Vanderbilt students definitely fit the description of work hard play hard. They take their academics seriously but also know how to have fun. Many of the students I spoke with talked about the importance of balancing academics and social life. In general, students are well-informed but not necessarily politically active. A few students talked about taking a course on the elections during the 2016 election with a professor who was counting the votes behind the scenes. They all felt as if they were part of the process and it prompted a lot of great discussions in class. The campus is politically balanced with an even distribution of conservatives, moderates and liberals.
Our tour guides described the students as: Ambitious, social, compassionate, passionate, and collaborative. All four of our tour guides were dynamic and incredibly busy. Jane, a senior HOD major from Chicago, had secured a job at McKinsey and Company upon graduation. She attributed her success to the soft skills she learned at Peabody: how to interact with a team, how to manage up, and how to communicate effectively.
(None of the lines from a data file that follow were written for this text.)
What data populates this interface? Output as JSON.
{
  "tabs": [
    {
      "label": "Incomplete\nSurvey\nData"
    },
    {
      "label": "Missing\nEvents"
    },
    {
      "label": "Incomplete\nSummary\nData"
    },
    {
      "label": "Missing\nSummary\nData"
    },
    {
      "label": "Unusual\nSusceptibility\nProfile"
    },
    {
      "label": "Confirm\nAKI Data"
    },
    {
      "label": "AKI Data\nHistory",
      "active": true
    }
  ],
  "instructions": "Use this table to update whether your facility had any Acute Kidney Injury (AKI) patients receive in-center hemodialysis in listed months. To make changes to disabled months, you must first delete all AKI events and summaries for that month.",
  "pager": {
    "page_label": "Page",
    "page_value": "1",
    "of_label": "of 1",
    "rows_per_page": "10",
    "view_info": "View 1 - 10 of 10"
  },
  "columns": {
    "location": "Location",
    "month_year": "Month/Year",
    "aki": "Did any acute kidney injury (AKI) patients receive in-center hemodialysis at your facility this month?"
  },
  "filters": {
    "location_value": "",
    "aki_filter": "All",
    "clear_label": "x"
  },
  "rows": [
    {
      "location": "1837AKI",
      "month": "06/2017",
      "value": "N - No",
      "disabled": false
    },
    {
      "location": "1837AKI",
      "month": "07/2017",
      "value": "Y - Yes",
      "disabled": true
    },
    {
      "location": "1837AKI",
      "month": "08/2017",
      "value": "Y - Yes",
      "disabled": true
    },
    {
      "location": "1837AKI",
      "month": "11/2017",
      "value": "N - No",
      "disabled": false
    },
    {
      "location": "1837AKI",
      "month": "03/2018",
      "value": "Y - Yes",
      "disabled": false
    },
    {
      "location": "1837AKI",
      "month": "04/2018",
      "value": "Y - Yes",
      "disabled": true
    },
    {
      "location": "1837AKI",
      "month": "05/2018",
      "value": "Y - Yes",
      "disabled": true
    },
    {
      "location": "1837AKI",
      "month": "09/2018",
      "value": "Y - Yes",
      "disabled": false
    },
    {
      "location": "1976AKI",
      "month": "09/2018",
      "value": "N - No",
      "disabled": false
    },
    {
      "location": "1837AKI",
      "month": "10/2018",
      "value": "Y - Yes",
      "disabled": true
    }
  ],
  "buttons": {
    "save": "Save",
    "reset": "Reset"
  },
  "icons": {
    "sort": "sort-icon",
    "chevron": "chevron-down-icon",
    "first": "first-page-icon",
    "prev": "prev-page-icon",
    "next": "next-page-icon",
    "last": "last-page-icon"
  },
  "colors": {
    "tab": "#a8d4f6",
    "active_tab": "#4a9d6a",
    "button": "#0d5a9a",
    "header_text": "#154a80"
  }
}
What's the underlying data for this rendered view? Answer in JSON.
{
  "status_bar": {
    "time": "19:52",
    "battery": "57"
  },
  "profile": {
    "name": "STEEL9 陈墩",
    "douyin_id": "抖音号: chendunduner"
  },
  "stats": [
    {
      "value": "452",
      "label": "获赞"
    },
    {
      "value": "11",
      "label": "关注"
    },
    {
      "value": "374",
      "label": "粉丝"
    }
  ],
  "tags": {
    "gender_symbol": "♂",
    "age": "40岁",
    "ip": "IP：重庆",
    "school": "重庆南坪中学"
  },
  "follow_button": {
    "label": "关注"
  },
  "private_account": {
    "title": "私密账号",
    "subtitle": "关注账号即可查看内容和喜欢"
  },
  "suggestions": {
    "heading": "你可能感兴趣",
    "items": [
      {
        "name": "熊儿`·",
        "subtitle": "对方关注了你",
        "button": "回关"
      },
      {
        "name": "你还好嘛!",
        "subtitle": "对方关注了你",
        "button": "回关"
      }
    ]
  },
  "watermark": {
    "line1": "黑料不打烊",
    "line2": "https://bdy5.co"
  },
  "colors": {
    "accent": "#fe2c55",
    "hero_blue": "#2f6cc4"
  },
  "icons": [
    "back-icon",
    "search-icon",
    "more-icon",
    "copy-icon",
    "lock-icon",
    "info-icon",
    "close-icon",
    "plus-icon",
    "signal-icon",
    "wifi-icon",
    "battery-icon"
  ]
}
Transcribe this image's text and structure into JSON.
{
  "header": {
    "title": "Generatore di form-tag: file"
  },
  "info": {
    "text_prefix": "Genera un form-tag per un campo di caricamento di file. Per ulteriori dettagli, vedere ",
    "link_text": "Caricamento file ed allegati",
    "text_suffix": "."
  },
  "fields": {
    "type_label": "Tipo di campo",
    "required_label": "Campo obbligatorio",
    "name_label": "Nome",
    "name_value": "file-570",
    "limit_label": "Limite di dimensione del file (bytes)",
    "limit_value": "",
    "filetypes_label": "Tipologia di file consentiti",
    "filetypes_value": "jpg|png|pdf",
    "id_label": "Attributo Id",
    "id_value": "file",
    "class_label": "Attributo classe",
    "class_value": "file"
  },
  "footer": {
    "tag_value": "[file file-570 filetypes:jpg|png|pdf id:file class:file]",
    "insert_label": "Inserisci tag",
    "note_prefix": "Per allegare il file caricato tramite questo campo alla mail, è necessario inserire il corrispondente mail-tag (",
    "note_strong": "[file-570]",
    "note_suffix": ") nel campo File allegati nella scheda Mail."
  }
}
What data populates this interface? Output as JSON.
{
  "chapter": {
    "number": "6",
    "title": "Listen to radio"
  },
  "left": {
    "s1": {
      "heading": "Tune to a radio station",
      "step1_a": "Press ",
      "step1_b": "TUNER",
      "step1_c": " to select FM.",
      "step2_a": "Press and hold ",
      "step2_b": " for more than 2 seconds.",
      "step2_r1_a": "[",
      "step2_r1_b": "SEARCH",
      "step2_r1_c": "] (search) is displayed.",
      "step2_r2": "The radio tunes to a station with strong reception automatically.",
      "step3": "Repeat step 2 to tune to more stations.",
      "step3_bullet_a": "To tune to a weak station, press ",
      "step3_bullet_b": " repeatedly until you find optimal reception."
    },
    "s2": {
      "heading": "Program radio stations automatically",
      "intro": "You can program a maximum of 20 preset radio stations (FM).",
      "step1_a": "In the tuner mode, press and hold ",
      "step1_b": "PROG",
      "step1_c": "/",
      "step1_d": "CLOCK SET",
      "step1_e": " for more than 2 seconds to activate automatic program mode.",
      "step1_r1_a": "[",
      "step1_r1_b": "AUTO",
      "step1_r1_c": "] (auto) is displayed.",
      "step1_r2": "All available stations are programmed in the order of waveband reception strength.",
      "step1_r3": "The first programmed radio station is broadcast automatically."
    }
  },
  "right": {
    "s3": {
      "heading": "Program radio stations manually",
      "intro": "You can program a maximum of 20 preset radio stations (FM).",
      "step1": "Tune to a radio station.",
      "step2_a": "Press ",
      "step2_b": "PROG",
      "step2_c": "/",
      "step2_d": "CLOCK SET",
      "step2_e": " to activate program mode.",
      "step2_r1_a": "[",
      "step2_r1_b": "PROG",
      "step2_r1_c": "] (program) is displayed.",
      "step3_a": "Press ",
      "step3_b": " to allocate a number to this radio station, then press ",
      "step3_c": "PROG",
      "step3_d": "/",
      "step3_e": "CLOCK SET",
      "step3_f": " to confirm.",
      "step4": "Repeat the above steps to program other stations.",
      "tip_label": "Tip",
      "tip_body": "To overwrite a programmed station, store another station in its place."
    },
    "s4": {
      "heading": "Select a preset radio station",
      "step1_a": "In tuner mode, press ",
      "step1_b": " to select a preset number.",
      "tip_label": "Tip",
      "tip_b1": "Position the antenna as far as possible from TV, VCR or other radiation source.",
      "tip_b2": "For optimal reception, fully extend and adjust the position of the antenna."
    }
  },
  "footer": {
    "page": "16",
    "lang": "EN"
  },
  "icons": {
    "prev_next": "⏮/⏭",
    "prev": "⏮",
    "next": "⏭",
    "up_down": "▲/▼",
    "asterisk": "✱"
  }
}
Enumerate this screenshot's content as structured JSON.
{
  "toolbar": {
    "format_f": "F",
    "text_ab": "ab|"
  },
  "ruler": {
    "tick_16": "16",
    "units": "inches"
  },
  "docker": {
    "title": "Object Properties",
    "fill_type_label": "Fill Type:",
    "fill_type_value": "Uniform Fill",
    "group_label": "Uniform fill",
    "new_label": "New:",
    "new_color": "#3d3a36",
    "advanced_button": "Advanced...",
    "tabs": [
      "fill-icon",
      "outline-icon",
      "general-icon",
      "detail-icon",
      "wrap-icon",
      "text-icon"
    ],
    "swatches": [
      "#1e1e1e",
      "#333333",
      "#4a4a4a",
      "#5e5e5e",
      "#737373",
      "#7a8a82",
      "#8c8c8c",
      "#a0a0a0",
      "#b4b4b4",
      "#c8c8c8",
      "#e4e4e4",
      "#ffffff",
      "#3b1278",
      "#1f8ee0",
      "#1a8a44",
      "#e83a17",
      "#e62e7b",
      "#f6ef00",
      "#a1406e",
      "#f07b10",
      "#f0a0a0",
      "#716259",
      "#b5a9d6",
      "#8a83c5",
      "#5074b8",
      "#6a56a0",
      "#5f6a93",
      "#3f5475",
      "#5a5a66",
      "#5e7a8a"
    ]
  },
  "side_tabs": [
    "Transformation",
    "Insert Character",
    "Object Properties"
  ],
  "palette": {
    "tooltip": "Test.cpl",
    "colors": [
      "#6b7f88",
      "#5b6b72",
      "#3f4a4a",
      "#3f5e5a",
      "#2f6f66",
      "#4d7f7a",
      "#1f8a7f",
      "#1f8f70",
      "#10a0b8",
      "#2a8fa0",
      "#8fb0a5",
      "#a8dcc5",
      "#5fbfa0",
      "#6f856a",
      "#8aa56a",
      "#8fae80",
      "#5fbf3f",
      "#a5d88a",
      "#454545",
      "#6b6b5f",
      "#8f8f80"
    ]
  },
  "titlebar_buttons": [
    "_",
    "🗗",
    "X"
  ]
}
The most represented states at Vandy are Tennessee, Texas, Illinois, Virginia, Florida, New York, and California.
Vanderbilt is located in the heart of Nashville, a five to ten minute ride to downtown and music row (where all the major music labels are). There are tons of restaurants and places to listen to music close to campus, but the Hillsboro Village neighborhood, which is a quick walk from central campus, serves as Vanderbilt’s “college town”. Major hospitals are right on campus as well, so students have ample opportunity for research and internship opportunities.
Admissions and Financial Aid
Vanderbilt is a high application, highly select institution accepting less than 10% of its total applicants last year. They accepted approximately 50% of the class from Early Decision applications. Below is the academic profile by the numbers, but as we know, selective admissions requires more.
-The admissions staff says they look for reasons to accept, but given the competitive nature of admissions, those reasons tend to largely connect to how well a student will contribute to the campus. So what makes students a fit?
-Do they take what they learn in the classroom and connect it to the outside world and vice versa?
-Do they informally and formally mentor other students?
-Are they a quiet leader or someone who participates a lot in the classroom?
-Are they problem solvers?
-Do they take a service program or idea and find a way to scale it?
-Do they have a special talent that will enhance the university?
Vanderbilt is need blind, meets 100% demonstrated financial need and offers three signature merit scholarships:
-Ingram (Social entrepreneurship, 10 scholars)
-Look at how you are taking a service idea and scaling it up and applying innovation to solving a problem. Requires a separate application
-Giving back in an impactful way
-Come to campus for interview and meet founder of scholarship
-Cornelius Vanderbilt (20-25 recipients)
-Focuses on leadership and merit over high school
-Chancellor’s (15 recipients)
-Focuses on leadership and merit over high school
-Social justice initiatives or bridge building within community
Vanderbilt is a great school for ambitious kids looking for rigorous and diverse academics, school spirit, a good balance between intellectual and pre-professional experiences, and a high-energy, friendly and collaborative environment located in a major city. Vanderbilt students are social and friendly and there is a palpable sense of unity on the campus.
2201 West End Ave
Nashville, TN 37235